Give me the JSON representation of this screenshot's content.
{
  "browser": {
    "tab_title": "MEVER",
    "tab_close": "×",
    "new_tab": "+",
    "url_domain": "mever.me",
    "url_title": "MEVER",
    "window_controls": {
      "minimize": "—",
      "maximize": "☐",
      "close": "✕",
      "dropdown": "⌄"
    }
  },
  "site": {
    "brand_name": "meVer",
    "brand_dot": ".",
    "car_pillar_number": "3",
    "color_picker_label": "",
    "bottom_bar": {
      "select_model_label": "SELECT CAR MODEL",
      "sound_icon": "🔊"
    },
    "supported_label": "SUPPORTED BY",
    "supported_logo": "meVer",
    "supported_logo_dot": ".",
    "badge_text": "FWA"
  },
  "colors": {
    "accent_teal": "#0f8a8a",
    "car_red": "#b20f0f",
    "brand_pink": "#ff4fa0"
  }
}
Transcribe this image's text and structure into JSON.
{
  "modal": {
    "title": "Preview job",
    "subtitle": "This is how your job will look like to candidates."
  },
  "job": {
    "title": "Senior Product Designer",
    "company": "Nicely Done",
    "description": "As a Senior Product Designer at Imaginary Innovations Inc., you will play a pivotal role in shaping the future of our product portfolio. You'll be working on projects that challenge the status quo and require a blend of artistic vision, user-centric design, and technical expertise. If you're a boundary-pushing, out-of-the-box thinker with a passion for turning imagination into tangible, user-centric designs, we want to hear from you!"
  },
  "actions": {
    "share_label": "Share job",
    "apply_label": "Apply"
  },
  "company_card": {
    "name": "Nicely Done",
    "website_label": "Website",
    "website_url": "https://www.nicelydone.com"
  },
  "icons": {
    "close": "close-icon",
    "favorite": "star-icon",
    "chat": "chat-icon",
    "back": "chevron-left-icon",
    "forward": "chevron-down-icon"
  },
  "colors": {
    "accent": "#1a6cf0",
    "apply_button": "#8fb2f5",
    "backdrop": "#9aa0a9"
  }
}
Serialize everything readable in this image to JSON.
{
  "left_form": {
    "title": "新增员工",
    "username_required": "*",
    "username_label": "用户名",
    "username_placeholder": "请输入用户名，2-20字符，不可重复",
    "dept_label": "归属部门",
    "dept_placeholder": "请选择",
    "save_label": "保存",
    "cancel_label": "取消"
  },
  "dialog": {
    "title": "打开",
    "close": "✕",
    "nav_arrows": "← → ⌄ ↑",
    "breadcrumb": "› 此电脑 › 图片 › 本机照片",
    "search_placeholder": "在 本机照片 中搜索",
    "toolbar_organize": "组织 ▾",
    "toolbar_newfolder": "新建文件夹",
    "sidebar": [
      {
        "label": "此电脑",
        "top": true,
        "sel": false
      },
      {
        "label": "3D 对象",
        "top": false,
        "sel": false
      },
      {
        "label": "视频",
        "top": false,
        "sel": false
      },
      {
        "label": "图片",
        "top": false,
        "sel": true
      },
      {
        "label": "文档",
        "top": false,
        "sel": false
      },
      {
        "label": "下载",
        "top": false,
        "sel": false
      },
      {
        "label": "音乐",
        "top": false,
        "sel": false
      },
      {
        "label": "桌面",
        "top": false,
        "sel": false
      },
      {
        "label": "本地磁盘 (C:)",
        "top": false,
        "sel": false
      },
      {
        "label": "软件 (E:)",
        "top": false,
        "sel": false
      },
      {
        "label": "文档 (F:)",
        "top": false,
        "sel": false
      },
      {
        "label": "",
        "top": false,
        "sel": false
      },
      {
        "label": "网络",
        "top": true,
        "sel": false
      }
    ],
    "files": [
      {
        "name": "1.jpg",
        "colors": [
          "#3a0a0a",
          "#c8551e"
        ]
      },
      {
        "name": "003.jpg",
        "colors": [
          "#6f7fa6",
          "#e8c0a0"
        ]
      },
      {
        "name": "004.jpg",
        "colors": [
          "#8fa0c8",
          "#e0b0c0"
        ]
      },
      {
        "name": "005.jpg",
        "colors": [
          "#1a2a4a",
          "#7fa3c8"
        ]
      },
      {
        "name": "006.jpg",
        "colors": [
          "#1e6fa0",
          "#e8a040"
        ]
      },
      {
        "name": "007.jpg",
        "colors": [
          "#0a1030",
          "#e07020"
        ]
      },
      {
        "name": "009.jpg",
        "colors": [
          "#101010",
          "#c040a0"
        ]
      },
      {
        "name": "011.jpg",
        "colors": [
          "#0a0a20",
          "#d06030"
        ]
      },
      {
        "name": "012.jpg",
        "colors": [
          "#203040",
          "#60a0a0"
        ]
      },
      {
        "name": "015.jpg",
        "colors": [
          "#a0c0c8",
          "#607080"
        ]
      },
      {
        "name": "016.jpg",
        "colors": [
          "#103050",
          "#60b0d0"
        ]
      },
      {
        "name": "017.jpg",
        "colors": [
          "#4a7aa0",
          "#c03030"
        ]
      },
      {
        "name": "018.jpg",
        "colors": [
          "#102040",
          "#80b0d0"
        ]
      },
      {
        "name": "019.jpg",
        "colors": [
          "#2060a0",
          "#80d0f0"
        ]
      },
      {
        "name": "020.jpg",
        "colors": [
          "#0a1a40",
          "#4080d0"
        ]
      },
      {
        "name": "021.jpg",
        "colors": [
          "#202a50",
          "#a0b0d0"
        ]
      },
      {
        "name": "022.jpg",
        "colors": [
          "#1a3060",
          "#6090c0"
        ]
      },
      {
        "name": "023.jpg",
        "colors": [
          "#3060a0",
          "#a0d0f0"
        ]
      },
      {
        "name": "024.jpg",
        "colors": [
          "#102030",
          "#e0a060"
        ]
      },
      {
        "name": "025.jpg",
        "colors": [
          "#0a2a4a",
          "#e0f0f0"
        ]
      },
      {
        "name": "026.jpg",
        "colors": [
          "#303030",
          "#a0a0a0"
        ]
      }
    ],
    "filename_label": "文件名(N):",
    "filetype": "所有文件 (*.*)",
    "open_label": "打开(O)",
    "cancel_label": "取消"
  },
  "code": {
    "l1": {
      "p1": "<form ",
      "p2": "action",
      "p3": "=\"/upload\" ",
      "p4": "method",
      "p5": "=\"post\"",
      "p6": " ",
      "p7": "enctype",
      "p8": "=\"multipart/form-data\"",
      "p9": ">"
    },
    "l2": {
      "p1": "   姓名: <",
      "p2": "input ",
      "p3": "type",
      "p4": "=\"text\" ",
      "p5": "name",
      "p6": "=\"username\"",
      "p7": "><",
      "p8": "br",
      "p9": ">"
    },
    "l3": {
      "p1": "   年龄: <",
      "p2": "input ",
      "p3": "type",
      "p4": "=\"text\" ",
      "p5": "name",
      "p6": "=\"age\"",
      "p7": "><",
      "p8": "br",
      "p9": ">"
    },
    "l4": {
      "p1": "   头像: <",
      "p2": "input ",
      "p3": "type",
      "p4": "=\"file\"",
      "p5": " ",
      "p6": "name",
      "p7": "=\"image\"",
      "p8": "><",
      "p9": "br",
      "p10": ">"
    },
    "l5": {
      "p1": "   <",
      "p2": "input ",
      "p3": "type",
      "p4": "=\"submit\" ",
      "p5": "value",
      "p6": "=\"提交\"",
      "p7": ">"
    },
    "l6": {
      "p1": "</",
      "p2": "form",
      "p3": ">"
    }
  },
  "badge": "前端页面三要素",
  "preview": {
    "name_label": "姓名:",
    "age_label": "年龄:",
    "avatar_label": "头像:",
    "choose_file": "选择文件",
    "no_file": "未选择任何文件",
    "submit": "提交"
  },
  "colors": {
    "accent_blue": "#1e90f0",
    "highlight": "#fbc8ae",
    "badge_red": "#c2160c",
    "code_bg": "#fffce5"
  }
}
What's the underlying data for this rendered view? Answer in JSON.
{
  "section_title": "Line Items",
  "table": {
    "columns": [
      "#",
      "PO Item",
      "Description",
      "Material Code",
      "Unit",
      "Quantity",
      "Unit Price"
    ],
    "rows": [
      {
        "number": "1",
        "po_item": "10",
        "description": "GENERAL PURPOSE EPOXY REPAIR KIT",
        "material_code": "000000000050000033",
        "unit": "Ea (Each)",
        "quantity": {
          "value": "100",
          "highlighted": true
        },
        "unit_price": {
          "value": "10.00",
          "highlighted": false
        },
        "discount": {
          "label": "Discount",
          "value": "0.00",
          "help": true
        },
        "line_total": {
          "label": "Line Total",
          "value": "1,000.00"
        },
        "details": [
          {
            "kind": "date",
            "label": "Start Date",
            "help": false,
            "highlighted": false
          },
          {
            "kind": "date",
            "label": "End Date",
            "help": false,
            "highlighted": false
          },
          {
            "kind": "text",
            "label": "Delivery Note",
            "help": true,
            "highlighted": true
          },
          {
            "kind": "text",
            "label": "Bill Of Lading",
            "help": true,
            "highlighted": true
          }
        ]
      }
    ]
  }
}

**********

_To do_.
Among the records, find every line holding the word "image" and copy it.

_Written reply_.
Transcribe this image's text and structure into JSON.
Serialize everything readable in this image to JSON.
      "p7": "=\"image\"",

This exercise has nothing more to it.